YOU GOTTA SEE THIS
Bader scores from second: Earlier in the series, Bader said, he took notice of how a double by Rockies first baseman Ian Desmond (Dez) bounced high off the dirt around home plate. By cataloguing that info, Bader was prepared when Gomber hit a similar ball off Anderson in the first, and didn't hesitate to take advantage.
Never stopping as he rounded third, Bader motored home from second while Gomber's ball hung in the sky above the infield. By the time Rockies second baseman LeMahieu realized he had no play at first, Bader was nearly home. It took the center fielder just 5.99 seconds, per Statcast™, the second-fastest second-to-home time by a St. Louis player since tracking began.
"The most important part of that play is being ready at all times, being on the aggressive. That was an instance where the factors of the field played into the results," Bader said. "I knew it was going to be in no-man's land. There were two outs, so let's take a chance. And I knew they wouldn't be expecting it."
It has been nine years since the Cardinals were winners of 10 consecutive series. That's the history they'll try to match when they return home to open a three-game set with the Pirates on Tuesday. Fresh off flirting with a no-hitter in his last outing, rookie right-hander Jack Flaherty (7-6, 2.97) takes the mound opposite Ivan Nova (7-8, 4.20). The club is also expected to make a decision on Kolten Wong's strained left hamstring by first pitch, at 7:15 pm CT from Busch Stadium.

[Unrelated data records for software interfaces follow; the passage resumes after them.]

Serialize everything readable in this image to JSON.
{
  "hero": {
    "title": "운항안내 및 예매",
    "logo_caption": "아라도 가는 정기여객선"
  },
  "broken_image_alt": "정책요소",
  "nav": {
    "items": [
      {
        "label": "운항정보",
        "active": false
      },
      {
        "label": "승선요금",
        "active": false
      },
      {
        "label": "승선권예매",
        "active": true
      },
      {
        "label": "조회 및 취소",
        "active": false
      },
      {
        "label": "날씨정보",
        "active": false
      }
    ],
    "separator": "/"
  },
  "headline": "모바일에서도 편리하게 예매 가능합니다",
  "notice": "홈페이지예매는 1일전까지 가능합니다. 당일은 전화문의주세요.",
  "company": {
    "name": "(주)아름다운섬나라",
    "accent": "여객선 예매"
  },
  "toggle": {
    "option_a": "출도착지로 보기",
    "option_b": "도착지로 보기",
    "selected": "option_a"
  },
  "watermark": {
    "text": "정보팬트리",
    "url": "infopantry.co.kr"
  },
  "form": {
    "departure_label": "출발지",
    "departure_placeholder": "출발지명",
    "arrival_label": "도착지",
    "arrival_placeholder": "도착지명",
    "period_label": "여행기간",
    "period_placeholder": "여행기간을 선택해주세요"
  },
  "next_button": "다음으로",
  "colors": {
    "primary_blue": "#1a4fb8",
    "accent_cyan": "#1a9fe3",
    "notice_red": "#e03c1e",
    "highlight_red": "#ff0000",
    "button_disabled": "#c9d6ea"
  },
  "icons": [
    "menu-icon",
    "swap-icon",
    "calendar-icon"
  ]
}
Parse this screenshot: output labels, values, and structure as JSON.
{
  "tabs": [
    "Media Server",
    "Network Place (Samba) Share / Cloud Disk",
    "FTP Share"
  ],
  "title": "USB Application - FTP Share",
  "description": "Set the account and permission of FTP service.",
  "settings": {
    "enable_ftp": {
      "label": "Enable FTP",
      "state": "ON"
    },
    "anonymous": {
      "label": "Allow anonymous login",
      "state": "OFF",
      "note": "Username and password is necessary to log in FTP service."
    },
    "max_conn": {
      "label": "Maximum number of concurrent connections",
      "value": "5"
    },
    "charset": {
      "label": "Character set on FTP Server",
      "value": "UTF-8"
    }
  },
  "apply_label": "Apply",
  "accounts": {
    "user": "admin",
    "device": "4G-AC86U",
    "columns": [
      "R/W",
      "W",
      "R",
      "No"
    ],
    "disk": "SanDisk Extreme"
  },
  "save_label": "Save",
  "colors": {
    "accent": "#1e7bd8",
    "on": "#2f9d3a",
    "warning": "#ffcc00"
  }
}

Joe Trezza is a reporter for MLB.com. Follow him on Twitter at @joetrezz.